Readings: Reforming the Debt Establishment
When the Great Recession brought enormous job loss, record foreclosures, and a startling global market decline, there was plenty of blame to go around. Pundits cited lax lending standards, corporate greed, and failed government regulation. But the underlying cause, according to a new book by Amir Sufi, Chicago Board of Trade Professor of Finance, is lenders' inflexible approach to household debt.
In House of Debt, Sufi and Princeton's Atif Mian argue that recessions are a product of financial systems that foster too much private debt. And they suggest a new approach that could make it easier for the government and the private sector to manage future downturns, perhaps even prevent crises like the 2008 recession.
When Sufi and Mian looked at economic slumps as far back as 1810, they discovered that nearly every severe downturn, including the Great Depression, was preceded by a sharp run-up in household debt. They observed that poor mortgage holders retained their entire net worth in their homes, so that once housing prices declined the homeowners were left with no assets. With their net worth in ashes, they stopped spending, bringing the entire economy to a standstill.

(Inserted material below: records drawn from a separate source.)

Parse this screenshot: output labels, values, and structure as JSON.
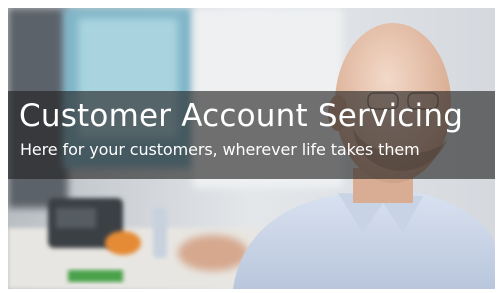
{
  "hero": {
    "title": "Customer Account Servicing",
    "subtitle": "Here for your customers, wherever life takes them",
    "image_icon": "photo-of-smiling-man-in-office",
    "banner_color": "#202020"
  }
}
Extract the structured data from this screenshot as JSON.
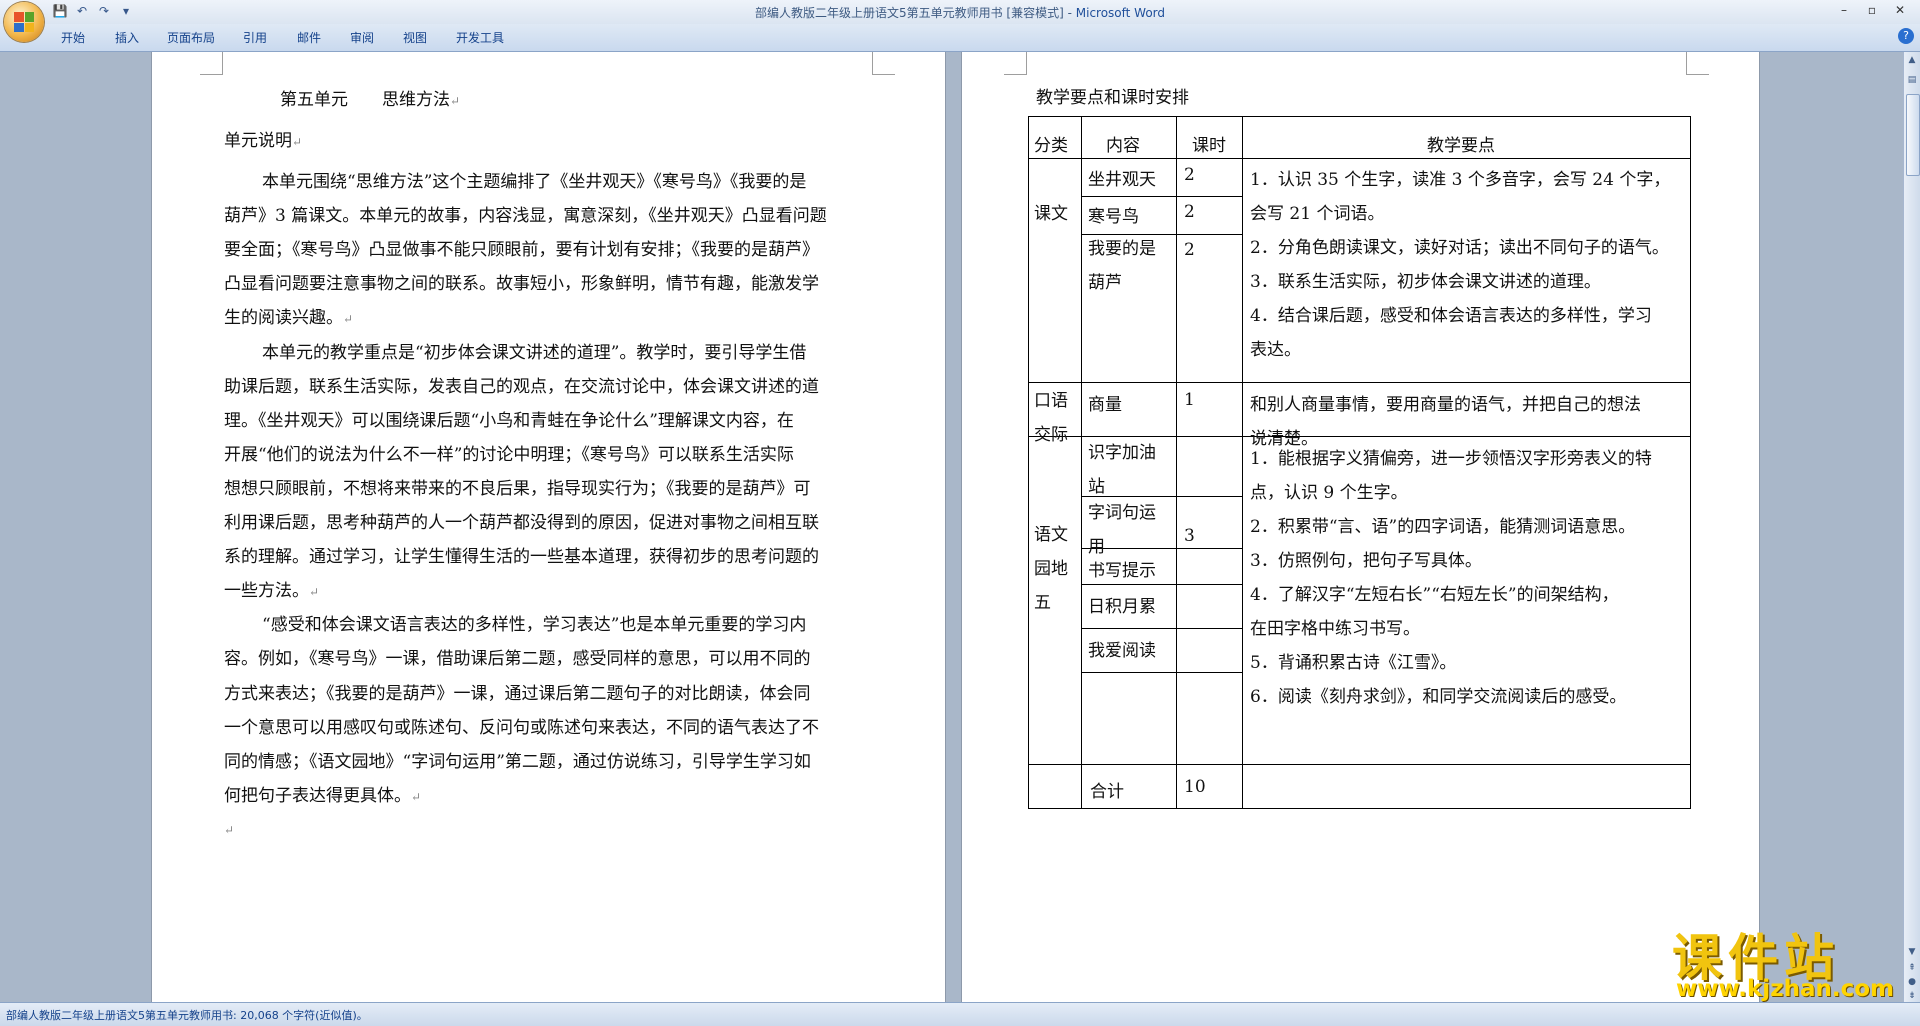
{
  "titlebar": {
    "doc_title": "部编人教版二年级上册语文5第五单元教师用书 [兼容模式]",
    "separator": " - ",
    "app_name": "Microsoft Word",
    "minimize": "–",
    "maximize": "▫",
    "close": "✕"
  },
  "qat": {
    "save": "💾",
    "undo": "↶",
    "redo": "↷",
    "more": "▾"
  },
  "ribbon": {
    "tabs": [
      "开始",
      "插入",
      "页面布局",
      "引用",
      "邮件",
      "审阅",
      "视图",
      "开发工具"
    ],
    "help": "?"
  },
  "page1": {
    "title_line": "第五单元　　思维方法",
    "section_heading": "单元说明",
    "lines": [
      "本单元围绕“思维方法”这个主题编排了《坐井观天》《寒号鸟》《我要的是",
      "葫芦》3 篇课文。本单元的故事，内容浅显，寓意深刻，《坐井观天》凸显看问题",
      "要全面；《寒号鸟》凸显做事不能只顾眼前，要有计划有安排；《我要的是葫芦》",
      "凸显看问题要注意事物之间的联系。故事短小，形象鲜明，情节有趣，能激发学",
      "生的阅读兴趣。",
      "本单元的教学重点是“初步体会课文讲述的道理”。教学时，要引导学生借",
      "助课后题，联系生活实际，发表自己的观点，在交流讨论中，体会课文讲述的道",
      "理。《坐井观天》可以围绕课后题“小鸟和青蛙在争论什么”理解课文内容，在",
      "开展“他们的说法为什么不一样”的讨论中明理；《寒号鸟》可以联系生活实际",
      "想想只顾眼前，不想将来带来的不良后果，指导现实行为；《我要的是葫芦》可",
      "利用课后题，思考种葫芦的人一个葫芦都没得到的原因，促进对事物之间相互联",
      "系的理解。通过学习，让学生懂得生活的一些基本道理，获得初步的思考问题的",
      "一些方法。",
      "“感受和体会课文语言表达的多样性，学习表达”也是本单元重要的学习内",
      "容。例如，《寒号鸟》一课，借助课后第二题，感受同样的意思，可以用不同的",
      "方式来表达；《我要的是葫芦》一课，通过课后第二题句子的对比朗读，体会同",
      "一个意思可以用感叹句或陈述句、反问句或陈述句来表达，不同的语气表达了不",
      "同的情感；《语文园地》“字词句运用”第二题，通过仿说练习，引导学生学习如",
      "何把句子表达得更具体。"
    ],
    "para_mark": "↵"
  },
  "page2": {
    "heading": "教学要点和课时安排",
    "table": {
      "headers": [
        "分类",
        "内容",
        "课时",
        "教学要点"
      ],
      "groups": [
        {
          "category": "课文",
          "items": [
            {
              "content": "坐井观天",
              "hours": "2"
            },
            {
              "content": "寒号鸟",
              "hours": "2"
            },
            {
              "content": "我要的是葫芦",
              "hours": "2"
            }
          ],
          "points": [
            "1．认识 35 个生字，读准 3 个多音字，会写 24 个字，",
            "会写 21 个词语。",
            "2．分角色朗读课文，读好对话；读出不同句子的语气。",
            "3．联系生活实际，初步体会课文讲述的道理。",
            "4．结合课后题，感受和体会语言表达的多样性，学习",
            "表达。"
          ]
        },
        {
          "category": "口语交际",
          "items": [
            {
              "content": "商量",
              "hours": "1"
            }
          ],
          "points": [
            "和别人商量事情，要用商量的语气，并把自己的想法",
            "说清楚。"
          ]
        },
        {
          "category": "语文园地五",
          "items": [
            {
              "content": "识字加油站",
              "hours": ""
            },
            {
              "content": "字词句运用",
              "hours": ""
            },
            {
              "content": "书写提示",
              "hours": ""
            },
            {
              "content": "日积月累",
              "hours": ""
            },
            {
              "content": "我爱阅读",
              "hours": ""
            }
          ],
          "hours_total": "3",
          "points": [
            "1．能根据字义猜偏旁，进一步领悟汉字形旁表义的特",
            "点，认识 9 个生字。",
            "2．积累带“言、语”的四字词语，能猜测词语意思。",
            "3．仿照例句，把句子写具体。",
            "4．了解汉字“左短右长”“右短左长”的间架结构，",
            "在田字格中练习书写。",
            "5．背诵积累古诗《江雪》。",
            "6．阅读《刻舟求剑》，和同学交流阅读后的感受。"
          ]
        }
      ],
      "total_label": "合计",
      "total_hours": "10"
    }
  },
  "statusbar": {
    "text": "部编人教版二年级上册语文5第五单元教师用书: 20,068 个字符(近似值)。"
  },
  "watermark": {
    "brand": "课件站",
    "url": "www.kjzhan.com"
  },
  "colors": {
    "ribbon": "#dbe5f1",
    "workspace": "#a9b7c9",
    "title_app": "#1f4f9a"
  }
}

The authors use the historical data to devise what they call a "levered-losses framework," which demonstrates that high levels of household debt not only amplify a crash, but also fuel the bubble that makes the crash inevitable by enabling people to buy houses at inflated prices. The researchers' framework also demonstrates that using taxpayer money to bail out banks while ignoring the problem of household debt doesn't work. Banks, after all, suffer because of the collapse in household spending, so putting money directly into the banks doesn't solve the problem.
A better approach, they suggest, is to address the problem of household debt straight on, by resolving the lack of flexibility in the way a loan is structured. When a home purchased with borrowed money goes down in value, the borrower still needs to pay off the entire original amount of the loan. The researchers' solution differs from conventional mortgages in that lender and borrower share the burden of responsibility: the lender offers downside protections during a bad market, while the borrower offers an upside capital gain during a strong market.
This means that if the value of a house goes down after a mortgage is taken out, the lender is required to lower the payments on the mortgage commensurately. On the other hand, if the house gains value during the course of the mortgage, the borrower must pay the lender a 5 percent capital gain. If the value of the house remains the same, both parties honor the payment terms of the original loan agreement.
Home-equity and mortgage loans aren't the only debt category that could benefit from a new, more flexible approach. Mian and Sufi also take a look at student loans. When many freshmen entered college in 2006, they had no idea that when they graduated four years later it would be nearly impossible to find a job. They borrowed for tuition on the assumption they would earn sufficient income to repay the loan, but they were wrong. Does this mean that they also should be crushed under repayment schedules they cannot meet?
Mian and Sufi don't think so. Student loans, they propose, should be made contingent on measures of the job market at the time the student graduates. Recent graduates should be protected if they face a dismal job market upon completing their degrees. At the same time, they should be obligated to pay the lender more if they are successful in landing a good-paying job.
Perhaps lender flexibility on debt can help us avoid the boom-and-bust cycles that lead to severe downturns. Borrowers in bad situations require more options, not less, the authors conclude.–Robin Mordfin